Jean-Luc Mélenchon, presidential candidate of radical left party La France Insoumise, hopes to push member countries to break away from EU treaties “that block us” if he wins the election in April. EURACTIV France reports.
If he fails to find support among the EU27, Mélenchon, known for his no-holds-barred discourse, said he will just disregard EU rules that go against his programme.
“We are attacking the treaties on the points that block us,” Mélenchon told the European Parliament in Strasbourg, where he unveiled his party’s “whatever it takes” strategy on the eve of President Emmanuel Macron’s speech to MEPs.
Mélenchon’s “plan A” foresees a “concerted break” with current EU treaties – which he considers obstacles to implementing measures necessary for France. Instead, he wants new EU texts to be “compatible with the climate and social emergencies”.
If his call for reform fails to convince other members, Mélenchon’s “plan B” will ignore the EU rules he considers incompatible with his national programme.
“You do what you want, but so do we,” the former MEP summarised.
He explained that, compared to his run in the 2017 presidential election, this is a new, “less aggressive” approach. In 2017, he defended a pure and hard exit from the European treaties if the negotiations for reform failed.
“We must finally make Eastern and Northern Europe aware that a certain contempt for Southern Europe is untenable,” Mélenchon said when asked by EURACTIV France about the countries of the bloc that could follow him in this rebellion. And according to him, it will be possible to find common ground with the countries of Southern Europe.
“We will oppose any new accession as long as the criteria for social harmonisation have not been decided,” even if they are “good friends” such as Serbia, Mélenchon also stressed, referring to the Western Balkan EU candidate country with which Paris has traditionally good relations.
EU ambitions and rules are incompatible
Mélenchon also denounces what he calls the certain hypocrisy of decision-makers in Paris and Brussels. According to him, they put forward great proposals knowing full well that they are not compatible with EU rules.
He listed the free trade agreements that fail to protect the environment, the European Central Bank (ECB) statute that would subject states to today’s big financial players, and budgetary rules that would lock them into austerity.
He also noted the principle of free and undistorted competition that would prevent, for example, local and organic products from being given priority in calls for tender.
“Either you agree with me and my method or you assume your status as liars,” he stressed.
Regarding the sanctions France could face if it violates EU rules, Mélenchon referred to the “2,903 cases in other countries where there are infringements” where “nobody has said anything”.
In his programme, the candidate cited the example of the “golden rule” of the 3% public deficit, which has been violated 171 times, including seven times by Germany.
Disobedience, he explained, can even create “precedents”, forcing Brussels to authorise derogations or special statutes.
Criticising the French EU presidency
The presidential candidate also took advantage of his visit to Strasbourg to tackle the government a day before Macron’s speech to MEPs, presenting broad outlines of the French EU Council presidency that runs until the end of June.

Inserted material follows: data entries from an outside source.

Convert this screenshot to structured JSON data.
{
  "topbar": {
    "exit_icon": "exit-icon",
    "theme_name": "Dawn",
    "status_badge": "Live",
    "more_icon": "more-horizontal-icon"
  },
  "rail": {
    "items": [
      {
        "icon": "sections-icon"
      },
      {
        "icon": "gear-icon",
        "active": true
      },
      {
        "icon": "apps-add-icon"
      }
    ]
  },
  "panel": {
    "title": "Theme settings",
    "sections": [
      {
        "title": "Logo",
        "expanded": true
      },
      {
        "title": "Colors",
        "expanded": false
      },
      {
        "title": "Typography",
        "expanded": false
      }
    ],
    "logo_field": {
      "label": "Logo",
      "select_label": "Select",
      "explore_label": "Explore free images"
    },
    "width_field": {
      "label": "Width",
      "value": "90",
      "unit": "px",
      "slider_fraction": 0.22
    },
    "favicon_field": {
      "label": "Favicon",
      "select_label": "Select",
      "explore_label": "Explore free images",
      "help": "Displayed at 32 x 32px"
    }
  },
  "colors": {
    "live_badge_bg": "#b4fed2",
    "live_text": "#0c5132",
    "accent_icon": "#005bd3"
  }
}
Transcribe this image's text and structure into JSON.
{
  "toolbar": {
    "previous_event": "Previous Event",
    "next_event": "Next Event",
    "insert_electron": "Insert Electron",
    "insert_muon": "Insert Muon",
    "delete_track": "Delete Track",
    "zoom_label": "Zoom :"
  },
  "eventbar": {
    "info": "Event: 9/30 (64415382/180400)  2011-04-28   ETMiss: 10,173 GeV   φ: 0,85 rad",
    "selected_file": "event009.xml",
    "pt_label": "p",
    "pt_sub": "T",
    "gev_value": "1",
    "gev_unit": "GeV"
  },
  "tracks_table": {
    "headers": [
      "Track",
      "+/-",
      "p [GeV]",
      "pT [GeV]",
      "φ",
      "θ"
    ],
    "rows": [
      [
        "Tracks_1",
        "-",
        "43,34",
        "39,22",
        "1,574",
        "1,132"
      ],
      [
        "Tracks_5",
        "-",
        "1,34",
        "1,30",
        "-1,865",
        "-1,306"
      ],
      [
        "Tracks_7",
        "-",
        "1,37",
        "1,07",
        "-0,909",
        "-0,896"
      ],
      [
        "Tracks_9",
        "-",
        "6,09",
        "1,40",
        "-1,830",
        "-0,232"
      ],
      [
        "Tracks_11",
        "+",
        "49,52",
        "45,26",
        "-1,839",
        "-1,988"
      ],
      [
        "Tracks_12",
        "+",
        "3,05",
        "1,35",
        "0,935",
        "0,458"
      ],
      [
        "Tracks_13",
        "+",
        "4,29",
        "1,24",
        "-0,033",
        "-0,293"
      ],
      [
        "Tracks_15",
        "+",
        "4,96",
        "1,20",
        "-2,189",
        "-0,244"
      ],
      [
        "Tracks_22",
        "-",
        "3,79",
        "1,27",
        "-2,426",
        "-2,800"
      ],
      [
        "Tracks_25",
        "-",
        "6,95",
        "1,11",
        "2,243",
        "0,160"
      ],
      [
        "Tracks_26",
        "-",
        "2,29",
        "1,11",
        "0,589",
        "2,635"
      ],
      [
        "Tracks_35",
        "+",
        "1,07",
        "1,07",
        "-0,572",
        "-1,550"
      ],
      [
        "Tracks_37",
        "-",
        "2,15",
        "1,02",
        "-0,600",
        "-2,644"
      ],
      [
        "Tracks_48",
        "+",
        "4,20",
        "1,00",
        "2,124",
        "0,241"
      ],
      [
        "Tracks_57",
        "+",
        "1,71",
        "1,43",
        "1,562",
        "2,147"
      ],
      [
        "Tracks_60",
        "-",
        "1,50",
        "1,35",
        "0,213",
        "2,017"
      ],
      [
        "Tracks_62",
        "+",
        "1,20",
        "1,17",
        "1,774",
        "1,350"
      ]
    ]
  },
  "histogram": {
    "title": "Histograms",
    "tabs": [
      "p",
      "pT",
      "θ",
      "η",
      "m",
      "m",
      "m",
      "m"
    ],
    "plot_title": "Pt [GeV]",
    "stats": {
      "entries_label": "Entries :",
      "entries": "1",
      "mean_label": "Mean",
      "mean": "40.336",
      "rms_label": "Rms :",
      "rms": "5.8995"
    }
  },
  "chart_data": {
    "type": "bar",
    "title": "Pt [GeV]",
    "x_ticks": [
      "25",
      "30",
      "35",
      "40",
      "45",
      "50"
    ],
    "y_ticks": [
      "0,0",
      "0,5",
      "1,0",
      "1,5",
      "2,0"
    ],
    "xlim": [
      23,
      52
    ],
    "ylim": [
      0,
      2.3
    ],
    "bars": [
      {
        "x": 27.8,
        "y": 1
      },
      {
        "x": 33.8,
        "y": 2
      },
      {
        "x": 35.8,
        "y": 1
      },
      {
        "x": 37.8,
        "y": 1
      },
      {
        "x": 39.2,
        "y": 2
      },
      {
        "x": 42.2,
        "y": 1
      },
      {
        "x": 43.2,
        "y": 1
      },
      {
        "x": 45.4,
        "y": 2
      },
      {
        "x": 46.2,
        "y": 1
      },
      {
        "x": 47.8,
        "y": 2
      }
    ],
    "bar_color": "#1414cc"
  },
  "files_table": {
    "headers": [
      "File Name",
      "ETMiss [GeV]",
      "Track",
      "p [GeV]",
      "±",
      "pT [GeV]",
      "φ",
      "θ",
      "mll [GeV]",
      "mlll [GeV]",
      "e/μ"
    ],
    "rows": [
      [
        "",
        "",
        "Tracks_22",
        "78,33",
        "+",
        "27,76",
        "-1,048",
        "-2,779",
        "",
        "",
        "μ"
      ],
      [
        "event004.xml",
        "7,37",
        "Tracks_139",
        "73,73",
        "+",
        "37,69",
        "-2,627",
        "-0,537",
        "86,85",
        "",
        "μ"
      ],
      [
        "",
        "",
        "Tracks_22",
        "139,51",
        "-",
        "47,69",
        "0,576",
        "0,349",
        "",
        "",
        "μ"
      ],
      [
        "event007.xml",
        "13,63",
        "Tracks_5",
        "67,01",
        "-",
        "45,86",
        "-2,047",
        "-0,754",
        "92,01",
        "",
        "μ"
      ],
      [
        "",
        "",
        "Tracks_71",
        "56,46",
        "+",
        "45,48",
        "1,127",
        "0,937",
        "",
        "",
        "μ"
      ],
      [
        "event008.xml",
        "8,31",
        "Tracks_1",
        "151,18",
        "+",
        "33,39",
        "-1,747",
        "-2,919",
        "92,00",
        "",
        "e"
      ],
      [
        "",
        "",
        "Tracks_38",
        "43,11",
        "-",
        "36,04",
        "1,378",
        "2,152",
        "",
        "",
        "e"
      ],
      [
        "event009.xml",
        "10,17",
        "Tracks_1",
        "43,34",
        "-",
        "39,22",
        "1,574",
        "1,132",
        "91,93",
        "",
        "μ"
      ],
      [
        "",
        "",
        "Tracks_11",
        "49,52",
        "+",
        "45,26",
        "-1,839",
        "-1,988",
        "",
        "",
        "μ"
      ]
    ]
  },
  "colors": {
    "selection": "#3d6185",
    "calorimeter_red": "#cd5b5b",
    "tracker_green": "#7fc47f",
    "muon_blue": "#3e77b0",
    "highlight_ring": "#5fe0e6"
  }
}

“The French presidency is starting with a question mark,” said Mélenchon, who regretted that the French presidency was being interrupted by the election in April.
Mélenchon pointed to some of France’s EU presidency priorities, including the EU minimum wage directive, which he called “a decoy for 90% of the content”.
He also slammed the EU’s carbon border adjustment mechanism (CBAM), saying it would create a “right to pollute”.
If elected, Mélenchon said he would devote the remaining months of the French presidency to lifting patents on vaccines, speeding up the negotiations on the regulation of platform workers, and preventing the reinstatement of the EU’s Stability and Growth Pact in 2023.
He also called for “a serious discussion on the debt”, regretting that “even before [this debate] starts, Germany has said ‘no’”.
Asked whether, like his predecessors, he would reserve his first foreign visit for the German chancellery, Mélenchon said he did not know, but that it would not be the case “if it is just to show that we are keeping a fiction alive”.
[Edited by Alice Taylor/Zoran Radosavljevic]